■ Exercise prompt:
For this task, output every entry below exactly and omit the pictures.
--------------------------------------------------
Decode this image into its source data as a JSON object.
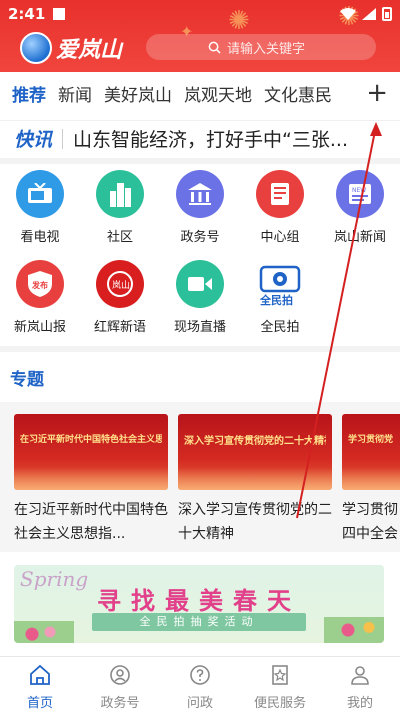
{
  "status_bar": {
    "time": "2:41"
  },
  "app": {
    "name": "爱岚山"
  },
  "search": {
    "placeholder": "请输入关键字"
  },
  "tabs": [
    {
      "label": "推荐",
      "active": true
    },
    {
      "label": "新闻"
    },
    {
      "label": "美好岚山"
    },
    {
      "label": "岚观天地"
    },
    {
      "label": "文化惠民"
    }
  ],
  "ticker": {
    "tag": "快讯",
    "text": "山东智能经济，打好手中“三张..."
  },
  "grid": [
    {
      "label": "看电视",
      "color": "#2f9be6",
      "icon": "tv-icon"
    },
    {
      "label": "社区",
      "color": "#2bbf9a",
      "icon": "building-icon"
    },
    {
      "label": "政务号",
      "color": "#6b72e6",
      "icon": "government-icon"
    },
    {
      "label": "中心组",
      "color": "#e8403e",
      "icon": "document-icon"
    },
    {
      "label": "岚山新闻",
      "color": "#6b72e6",
      "icon": "newspaper-icon"
    },
    {
      "label": "新岚山报",
      "color": "#e8403e",
      "icon": "shield-icon"
    },
    {
      "label": "红辉新语",
      "color": "#d81e1e",
      "icon": "red-logo-icon"
    },
    {
      "label": "现场直播",
      "color": "#2bbf9a",
      "icon": "video-icon"
    },
    {
      "label": "全民拍",
      "color": "#1f63c7",
      "icon": "camera-icon"
    }
  ],
  "grid_icon_text": {
    "publish": "发布",
    "lanshan": "岚山",
    "quanminpai": "全民拍"
  },
  "section": {
    "title": "专题"
  },
  "cards": [
    {
      "banner": "在习近平新时代中国特色社会主义思想指引下",
      "title": "在习近平新时代中国特色社会主义思想指..."
    },
    {
      "banner": "深入学习宣传贯彻党的二十大精神",
      "title": "深入学习宣传贯彻党的二十大精神"
    },
    {
      "banner": "学习贯彻党",
      "title": "学习贯彻四中全会"
    }
  ],
  "promo": {
    "en": "Spring",
    "headline": "寻找最美春天",
    "sub": "全民拍抽奖活动"
  },
  "bottom_nav": [
    {
      "label": "首页",
      "active": true,
      "icon": "home-icon"
    },
    {
      "label": "政务号",
      "icon": "government-icon"
    },
    {
      "label": "问政",
      "icon": "question-icon"
    },
    {
      "label": "便民服务",
      "icon": "star-bookmark-icon"
    },
    {
      "label": "我的",
      "icon": "user-icon"
    }
  ]
}
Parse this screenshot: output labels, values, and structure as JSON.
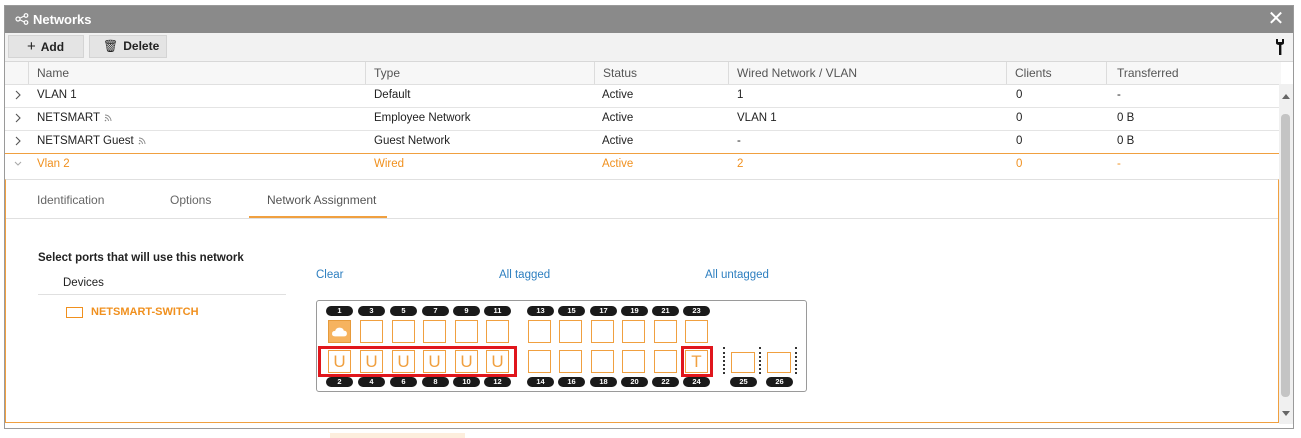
{
  "window": {
    "title": "Networks",
    "close_label": "✕"
  },
  "toolbar": {
    "add_label": "Add",
    "delete_label": "Delete"
  },
  "table": {
    "columns": [
      "Name",
      "Type",
      "Status",
      "Wired Network / VLAN",
      "Clients",
      "Transferred"
    ],
    "rows": [
      {
        "name": "VLAN 1",
        "type": "Default",
        "status": "Active",
        "wired": "1",
        "clients": "0",
        "transferred": "-",
        "wifi": false
      },
      {
        "name": "NETSMART",
        "type": "Employee Network",
        "status": "Active",
        "wired": "VLAN 1",
        "clients": "0",
        "transferred": "0 B",
        "wifi": true
      },
      {
        "name": "NETSMART Guest",
        "type": "Guest Network",
        "status": "Active",
        "wired": "-",
        "clients": "0",
        "transferred": "0 B",
        "wifi": true
      },
      {
        "name": "Vlan 2",
        "type": "Wired",
        "status": "Active",
        "wired": "2",
        "clients": "0",
        "transferred": "-",
        "wifi": false
      }
    ]
  },
  "detail": {
    "tabs": [
      "Identification",
      "Options",
      "Network Assignment"
    ],
    "active_tab": "Network Assignment",
    "instruction": "Select ports that will use this network",
    "devices_header": "Devices",
    "device_name": "NETSMART-SWITCH",
    "links": {
      "clear": "Clear",
      "all_tagged": "All tagged",
      "all_untagged": "All untagged"
    }
  },
  "switch": {
    "top_labels": [
      "1",
      "3",
      "5",
      "7",
      "9",
      "11",
      "13",
      "15",
      "17",
      "19",
      "21",
      "23"
    ],
    "bottom_labels": [
      "2",
      "4",
      "6",
      "8",
      "10",
      "12",
      "14",
      "16",
      "18",
      "20",
      "22",
      "24"
    ],
    "sfp_labels": [
      "25",
      "26"
    ],
    "top_ports": [
      "cloud",
      "",
      "",
      "",
      "",
      "",
      "",
      "",
      "",
      "",
      "",
      ""
    ],
    "bottom_ports": [
      "U",
      "U",
      "U",
      "U",
      "U",
      "U",
      "",
      "",
      "",
      "",
      "",
      "T"
    ],
    "sfp_ports": [
      "",
      ""
    ]
  },
  "colors": {
    "accent": "#f0901e",
    "highlight": "#e0161c",
    "link": "#2e7fc0",
    "titlebar": "#8a8a8a"
  }
}
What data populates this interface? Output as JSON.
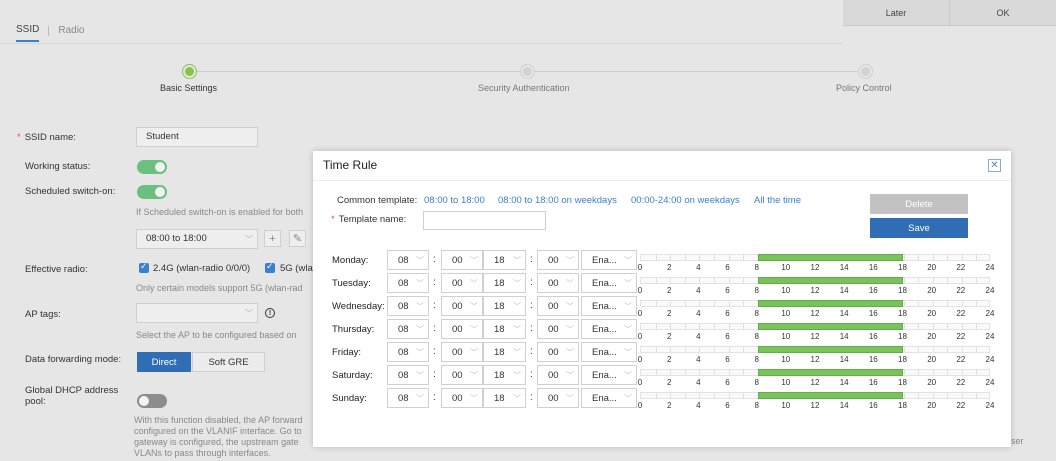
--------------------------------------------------
■ Solution:
Decode this image into its source data as a JSON object.
{
  "status_bar": {
    "time": "2:41"
  },
  "app": {
    "name": "爱岚山"
  },
  "search": {
    "placeholder": "请输入关键字"
  },
  "tabs": [
    {
      "label": "推荐",
      "active": true
    },
    {
      "label": "新闻"
    },
    {
      "label": "美好岚山"
    },
    {
      "label": "岚观天地"
    },
    {
      "label": "文化惠民"
    }
  ],
  "ticker": {
    "tag": "快讯",
    "text": "山东智能经济，打好手中“三张..."
  },
  "grid": [
    {
      "label": "看电视",
      "color": "#2f9be6",
      "icon": "tv-icon"
    },
    {
      "label": "社区",
      "color": "#2bbf9a",
      "icon": "building-icon"
    },
    {
      "label": "政务号",
      "color": "#6b72e6",
      "icon": "government-icon"
    },
    {
      "label": "中心组",
      "color": "#e8403e",
      "icon": "document-icon"
    },
    {
      "label": "岚山新闻",
      "color": "#6b72e6",
      "icon": "newspaper-icon"
    },
    {
      "label": "新岚山报",
      "color": "#e8403e",
      "icon": "shield-icon"
    },
    {
      "label": "红辉新语",
      "color": "#d81e1e",
      "icon": "red-logo-icon"
    },
    {
      "label": "现场直播",
      "color": "#2bbf9a",
      "icon": "video-icon"
    },
    {
      "label": "全民拍",
      "color": "#1f63c7",
      "icon": "camera-icon"
    }
  ],
  "grid_icon_text": {
    "publish": "发布",
    "lanshan": "岚山",
    "quanminpai": "全民拍"
  },
  "section": {
    "title": "专题"
  },
  "cards": [
    {
      "banner": "在习近平新时代中国特色社会主义思想指引下",
      "title": "在习近平新时代中国特色社会主义思想指..."
    },
    {
      "banner": "深入学习宣传贯彻党的二十大精神",
      "title": "深入学习宣传贯彻党的二十大精神"
    },
    {
      "banner": "学习贯彻党",
      "title": "学习贯彻四中全会"
    }
  ],
  "promo": {
    "en": "Spring",
    "headline": "寻找最美春天",
    "sub": "全民拍抽奖活动"
  },
  "bottom_nav": [
    {
      "label": "首页",
      "active": true,
      "icon": "home-icon"
    },
    {
      "label": "政务号",
      "icon": "government-icon"
    },
    {
      "label": "问政",
      "icon": "question-icon"
    },
    {
      "label": "便民服务",
      "icon": "star-bookmark-icon"
    },
    {
      "label": "我的",
      "icon": "user-icon"
    }
  ]
}
Parse this screenshot: output labels, values, and structure as JSON.
{
  "window": {
    "title": "Networks",
    "close_label": "✕"
  },
  "toolbar": {
    "add_label": "Add",
    "delete_label": "Delete"
  },
  "table": {
    "columns": [
      "Name",
      "Type",
      "Status",
      "Wired Network / VLAN",
      "Clients",
      "Transferred"
    ],
    "rows": [
      {
        "name": "VLAN 1",
        "type": "Default",
        "status": "Active",
        "wired": "1",
        "clients": "0",
        "transferred": "-",
        "wifi": false
      },
      {
        "name": "NETSMART",
        "type": "Employee Network",
        "status": "Active",
        "wired": "VLAN 1",
        "clients": "0",
        "transferred": "0 B",
        "wifi": true
      },
      {
        "name": "NETSMART Guest",
        "type": "Guest Network",
        "status": "Active",
        "wired": "-",
        "clients": "0",
        "transferred": "0 B",
        "wifi": true
      },
      {
        "name": "Vlan 2",
        "type": "Wired",
        "status": "Active",
        "wired": "2",
        "clients": "0",
        "transferred": "-",
        "wifi": false
      }
    ]
  },
  "detail": {
    "tabs": [
      "Identification",
      "Options",
      "Network Assignment"
    ],
    "active_tab": "Network Assignment",
    "instruction": "Select ports that will use this network",
    "devices_header": "Devices",
    "device_name": "NETSMART-SWITCH",
    "links": {
      "clear": "Clear",
      "all_tagged": "All tagged",
      "all_untagged": "All untagged"
    }
  },
  "switch": {
    "top_labels": [
      "1",
      "3",
      "5",
      "7",
      "9",
      "11",
      "13",
      "15",
      "17",
      "19",
      "21",
      "23"
    ],
    "bottom_labels": [
      "2",
      "4",
      "6",
      "8",
      "10",
      "12",
      "14",
      "16",
      "18",
      "20",
      "22",
      "24"
    ],
    "sfp_labels": [
      "25",
      "26"
    ],
    "top_ports": [
      "cloud",
      "",
      "",
      "",
      "",
      "",
      "",
      "",
      "",
      "",
      "",
      ""
    ],
    "bottom_ports": [
      "U",
      "U",
      "U",
      "U",
      "U",
      "U",
      "",
      "",
      "",
      "",
      "",
      "T"
    ],
    "sfp_ports": [
      "",
      ""
    ]
  },
  "colors": {
    "accent": "#f0901e",
    "highlight": "#e0161c",
    "link": "#2e7fc0",
    "titlebar": "#8a8a8a"
  }
}
What data populates this interface? Output as JSON.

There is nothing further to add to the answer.